“For decades community housing, and in particular the co-op sector, have been important partners in the delivery of Federal housing investments. Sustaining this relationship and making sure residents who are supported by this housing model is critical to the success of the National Housing Strategy. Phase I is just the beginning, but an important first step, in making sure thousands of Canadians have secure access to affordable housing”
— Adam Vaughan, Parliamentary Secretary to the Minister of Families, Children and Social Development (Housing and Urban Affairs)

Quick facts:

  • Under phase I of the Federal Community Housing Initiative, federally administered community housing providers with long-term operating agreements that have ended or that are coming to an end between April 1, 2016 and February 28, 2020, will continue to receive the same level of subsidy currently provided under existing agreements until March 31, 2020.
  • The federal government will consult on the development of Phase II of this initiative with non-profit and co-operative housing providers that own federally administered community housing.
  • To help more Canadians access housing that meets their needs and they can afford, the NHS sets out to achieve bold outcomes over the next 10 years, including:
    • Reducing chronic homelessness by 50%.
    • Removing more than 530,000 households from housing need
    • Creating 100,000 new housing units, and repairing and renewing more than 300,000 housing units, and, 
    • Protecting an additional 385,000 community housing units.

Associated links:

As Canada's authority on housing, CMHC contributes to the stability of the housing market and financial system, provides support for Canadians in housing need, and offers unbiased housing research and advice to all levels of Canadian government, consumers and the housing industry. For more information, follow us on Twitter, YouTube, LinkedIn and Facebook.
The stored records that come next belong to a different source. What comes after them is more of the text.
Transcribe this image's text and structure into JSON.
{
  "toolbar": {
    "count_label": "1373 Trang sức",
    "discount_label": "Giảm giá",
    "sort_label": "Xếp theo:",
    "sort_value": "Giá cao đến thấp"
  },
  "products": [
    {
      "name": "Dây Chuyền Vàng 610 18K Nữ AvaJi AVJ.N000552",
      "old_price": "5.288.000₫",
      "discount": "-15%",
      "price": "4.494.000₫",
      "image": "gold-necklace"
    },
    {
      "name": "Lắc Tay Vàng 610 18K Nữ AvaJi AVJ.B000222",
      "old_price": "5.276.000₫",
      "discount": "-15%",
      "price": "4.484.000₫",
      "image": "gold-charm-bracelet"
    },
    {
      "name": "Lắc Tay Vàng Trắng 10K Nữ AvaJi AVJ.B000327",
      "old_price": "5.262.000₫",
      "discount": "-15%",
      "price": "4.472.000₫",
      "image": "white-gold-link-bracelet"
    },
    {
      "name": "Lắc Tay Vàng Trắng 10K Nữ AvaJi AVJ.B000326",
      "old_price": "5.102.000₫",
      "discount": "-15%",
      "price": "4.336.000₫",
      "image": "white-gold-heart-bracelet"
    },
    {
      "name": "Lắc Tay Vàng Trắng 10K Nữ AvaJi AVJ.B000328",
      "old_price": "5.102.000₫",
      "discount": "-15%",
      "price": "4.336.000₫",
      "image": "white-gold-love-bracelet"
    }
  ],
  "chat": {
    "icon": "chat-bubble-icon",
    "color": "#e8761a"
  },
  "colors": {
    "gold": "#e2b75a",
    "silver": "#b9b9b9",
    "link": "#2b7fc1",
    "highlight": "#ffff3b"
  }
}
To find out more about the National Housing Strategy, visit www.placetocallhome.ca.

Media contacts:

Émilie Gauduchon
Press Secretary
Office of Minister Duclos
613-404-2941
Emilie.Gauduchon@hrsdc-rhdcc.gc.ca
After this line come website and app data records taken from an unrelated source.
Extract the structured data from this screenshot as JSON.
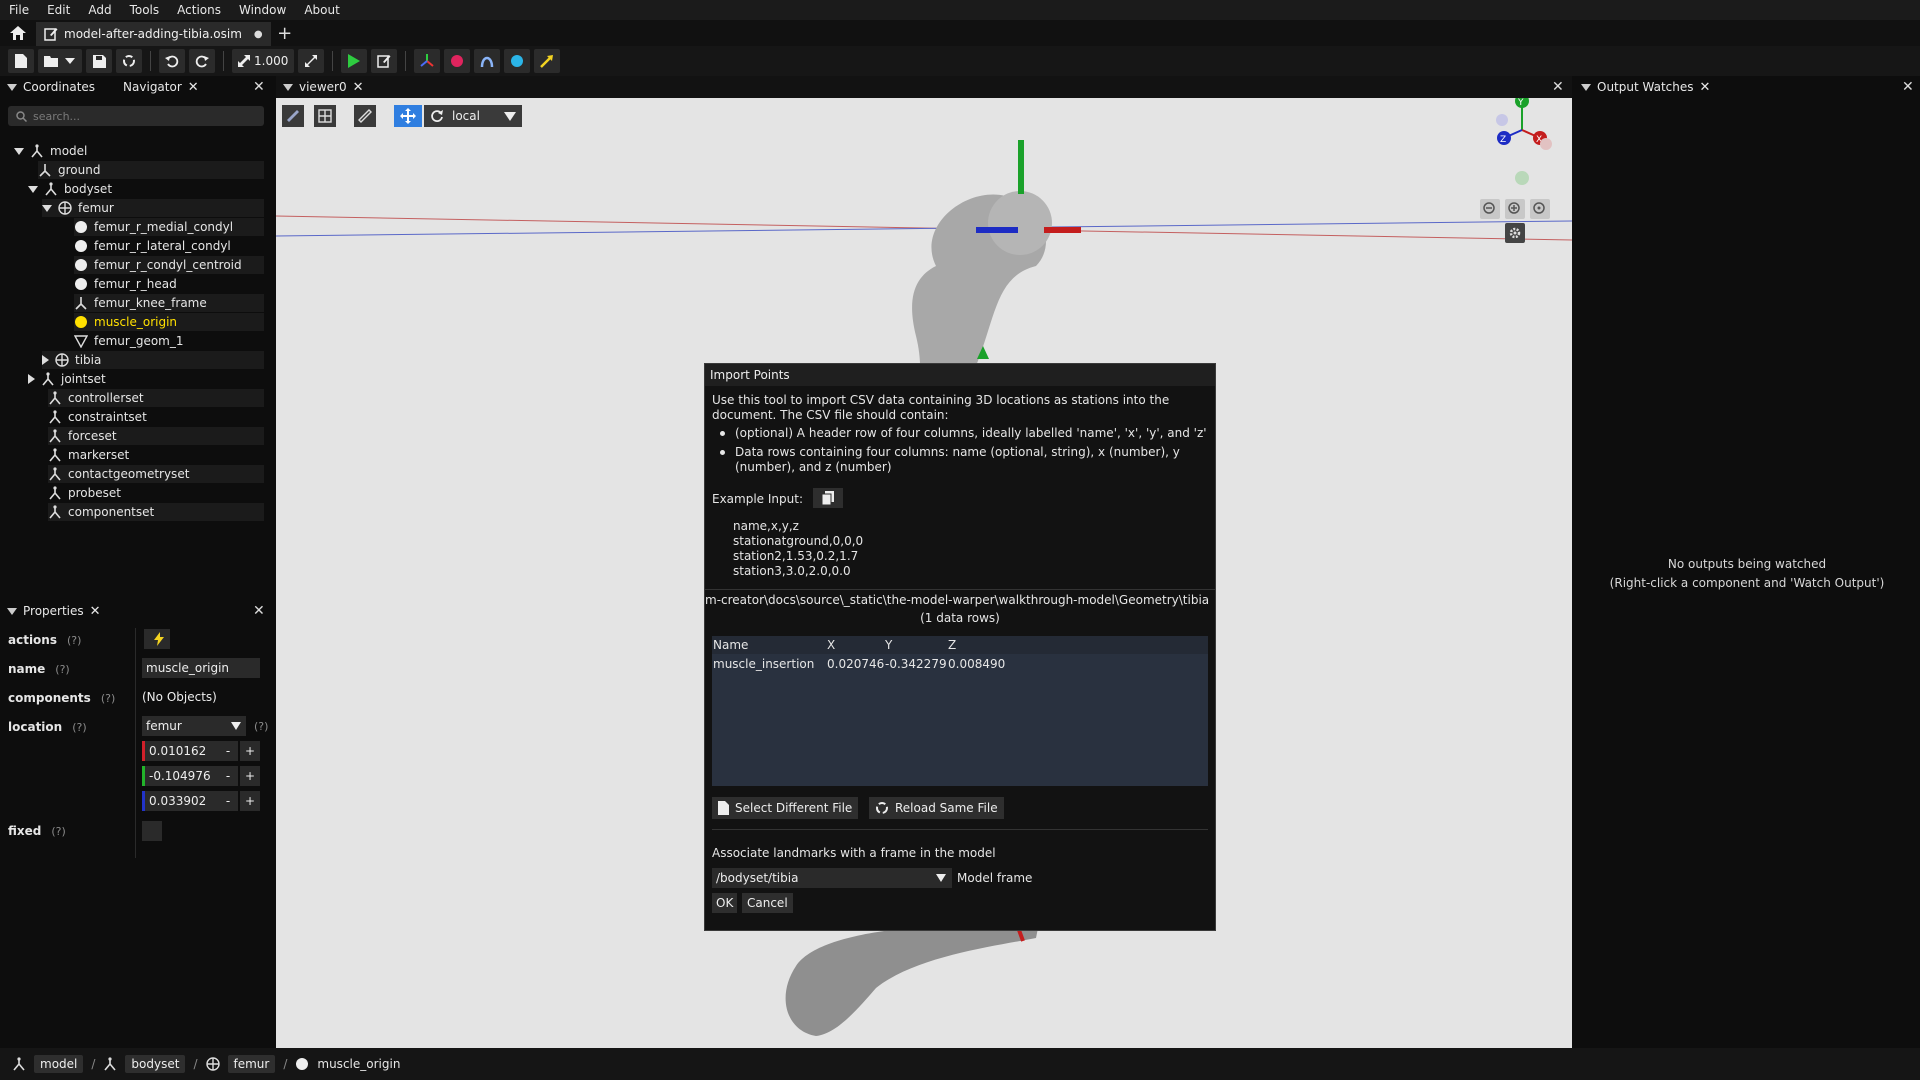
{
  "menu": [
    "File",
    "Edit",
    "Add",
    "Tools",
    "Actions",
    "Window",
    "About"
  ],
  "tab": {
    "title": "model-after-adding-tibia.osim",
    "modified_dot": "●",
    "add_label": "+"
  },
  "toolbar": {
    "scale_value": "1.000"
  },
  "left_panel": {
    "tab_coordinates": "Coordinates",
    "tab_navigator": "Navigator",
    "search_placeholder": "search...",
    "tree": {
      "model": "model",
      "ground": "ground",
      "bodyset": "bodyset",
      "femur": "femur",
      "femur_r_medial_condyl": "femur_r_medial_condyl",
      "femur_r_lateral_condyl": "femur_r_lateral_condyl",
      "femur_r_condyl_centroid": "femur_r_condyl_centroid",
      "femur_r_head": "femur_r_head",
      "femur_knee_frame": "femur_knee_frame",
      "muscle_origin": "muscle_origin",
      "femur_geom_1": "femur_geom_1",
      "tibia": "tibia",
      "jointset": "jointset",
      "controllerset": "controllerset",
      "constraintset": "constraintset",
      "forceset": "forceset",
      "markerset": "markerset",
      "contactgeometryset": "contactgeometryset",
      "probeset": "probeset",
      "componentset": "componentset"
    }
  },
  "properties": {
    "title": "Properties",
    "help": "(?)",
    "actions_label": "actions",
    "name_label": "name",
    "name_value": "muscle_origin",
    "components_label": "components",
    "components_value": "(No Objects)",
    "location_label": "location",
    "location_frame": "femur",
    "loc_x": "0.010162",
    "loc_y": "-0.104976",
    "loc_z": "0.033902",
    "minus": "-",
    "plus": "+",
    "fixed_label": "fixed"
  },
  "viewer": {
    "tab": "viewer0",
    "frame_mode": "local"
  },
  "output_watches": {
    "title": "Output Watches",
    "empty_line1": "No outputs being watched",
    "empty_line2": "(Right-click a component and 'Watch Output')"
  },
  "dialog": {
    "title": "Import Points",
    "intro_line1": "Use this tool to import CSV data containing 3D locations as stations into the",
    "intro_line2": "document. The CSV file should contain:",
    "bullet1": "(optional) A header row of four columns, ideally labelled 'name', 'x', 'y', and 'z'",
    "bullet2_line1": "Data rows containing four columns: name (optional, string), x (number), y",
    "bullet2_line2": "(number), and z (number)",
    "example_label": "Example Input:",
    "example_lines": [
      "name,x,y,z",
      "stationatground,0,0,0",
      "station2,1.53,0.2,1.7",
      "station3,3.0,2.0,0.0"
    ],
    "file_path": "m-creator\\docs\\source\\_static\\the-model-warper\\walkthrough-model\\Geometry\\tibia",
    "row_count": "(1 data rows)",
    "columns": [
      "Name",
      "X",
      "Y",
      "Z"
    ],
    "row": {
      "name": "muscle_insertion",
      "x": "0.020746",
      "y": "-0.342279",
      "z": "0.008490"
    },
    "select_file": "Select Different File",
    "reload_file": "Reload Same File",
    "associate_label": "Associate landmarks with a frame in the model",
    "frame_value": "/bodyset/tibia",
    "frame_hint": "Model frame",
    "ok": "OK",
    "cancel": "Cancel"
  },
  "breadcrumbs": [
    "model",
    "bodyset",
    "femur",
    "muscle_origin"
  ],
  "breadcrumb_sep": "/"
}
Wilbur McLean
Public Affairs
Canada Mortgage and Housing Corporation
437-333-3299
wmclean@cmhc-schl.gc.ca

Backgrounder

Federal Community Housing Initiative
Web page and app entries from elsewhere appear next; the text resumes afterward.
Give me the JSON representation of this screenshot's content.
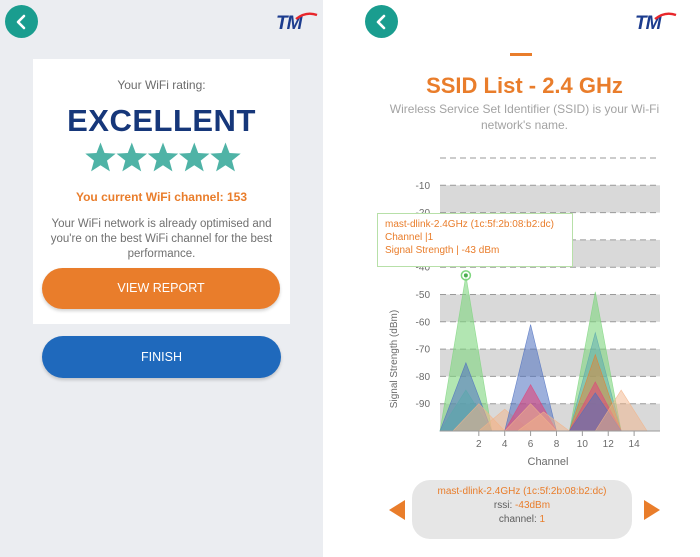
{
  "left": {
    "logo_text": "TM",
    "rating_label": "Your WiFi rating:",
    "rating_value": "EXCELLENT",
    "stars": {
      "filled": 5,
      "total": 5
    },
    "channel_text": "You current WiFi channel: 153",
    "description": "Your WiFi network is already optimised and you're on the best WiFi channel for the best performance.",
    "view_report_label": "VIEW REPORT",
    "finish_label": "FINISH"
  },
  "right": {
    "logo_text": "TM",
    "title": "SSID List - 2.4 GHz",
    "subtitle": "Wireless Service Set Identifier (SSID) is your Wi-Fi network's name.",
    "tooltip": {
      "ssid": "mast-dlink-2.4GHz (1c:5f:2b:08:b2:dc)",
      "channel": "Channel |1",
      "signal": "Signal Strength | -43 dBm"
    },
    "navigator": {
      "ssid": "mast-dlink-2.4GHz (1c:5f:2b:08:b2:dc)",
      "rssi_label": "rssi:",
      "rssi_value": "-43dBm",
      "channel_label": "channel:",
      "channel_value": "1"
    }
  },
  "colors": {
    "teal": "#1a9d8f",
    "orange": "#e97d2b",
    "navy": "#16377a",
    "blue": "#1f69bc"
  },
  "chart_data": {
    "type": "area",
    "title": "",
    "xlabel": "Channel",
    "ylabel": "Signal Strength (dBm)",
    "xticks": [
      2,
      4,
      6,
      8,
      10,
      12,
      14
    ],
    "yticks": [
      -10,
      -20,
      -30,
      -40,
      -50,
      -60,
      -70,
      -80,
      -90
    ],
    "xlim": [
      -1,
      16
    ],
    "ylim": [
      -100,
      0
    ],
    "grid": true,
    "series": [
      {
        "channel": 1,
        "peak": -43,
        "color": "#7ed67e",
        "opacity": 0.6
      },
      {
        "channel": 1,
        "peak": -75,
        "color": "#4d6fc0",
        "opacity": 0.55
      },
      {
        "channel": 1,
        "peak": -85,
        "color": "#5aa7ad",
        "opacity": 0.55
      },
      {
        "channel": 2,
        "peak": -90,
        "color": "#f2b48a",
        "opacity": 0.55
      },
      {
        "channel": 4,
        "peak": -92,
        "color": "#f2b48a",
        "opacity": 0.5
      },
      {
        "channel": 6,
        "peak": -61,
        "color": "#4d6fc0",
        "opacity": 0.55
      },
      {
        "channel": 6,
        "peak": -83,
        "color": "#e0457a",
        "opacity": 0.6
      },
      {
        "channel": 6,
        "peak": -90,
        "color": "#f2b48a",
        "opacity": 0.5
      },
      {
        "channel": 7,
        "peak": -93,
        "color": "#f2b48a",
        "opacity": 0.5
      },
      {
        "channel": 11,
        "peak": -49,
        "color": "#7ed67e",
        "opacity": 0.6
      },
      {
        "channel": 11,
        "peak": -64,
        "color": "#5aa7ad",
        "opacity": 0.5
      },
      {
        "channel": 11,
        "peak": -72,
        "color": "#e97d2b",
        "opacity": 0.45
      },
      {
        "channel": 11,
        "peak": -82,
        "color": "#e0457a",
        "opacity": 0.55
      },
      {
        "channel": 11,
        "peak": -86,
        "color": "#4d6fc0",
        "opacity": 0.55
      },
      {
        "channel": 13,
        "peak": -85,
        "color": "#f2b48a",
        "opacity": 0.5
      }
    ]
  }
}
Phase I will be implemented from April 1, 2018 to March 31, 2020. Under Phase I, federally administered housing providers with long-term operating agreements that have ended or that are coming to an end between April 1, 2016 and February 28, 2020, will continue to receive the same level of subsidy currently provided under existing agreements until March 31, 2020.

The objective of the subsidy extension (Phase 1) is to maintain low-income households, protect affordability of the federally administered community housing stock, stabilize operations of housing providers and ensure no net loss of the federally administered community housing stock. Phase I will also give housing providers time to transition to the new rental assistance program under Phase II.

Phase II starts on April 1, 2020, when federally-administered community housing providers with expiring operating agreements will be eligible for a new rental assistance program to protect tenants and stabilize the operations of some 55,000 units of federally administered social housing projects.

Phase II funding applies to operating agreements expiring between April 1, 2016 and March 31, 2027. New operating agreements will be put in place as old ones expire, to ensure social housing providers will continue to receive funding to subsidize rents for tenants in need.

The Federal Government will consult on the development of this new program with the non-profit and co-operative housing providers that own federally administered community housing. To receive the funding, providers will need to meet minimum requirements for affordability, social inclusion, asset management, and governance.

A Technical Resource Centre and Sector Transformation Fund will also support housing providers through the transition from Phase I to Phase II.

Canada

Share...


Print(opens in a new window)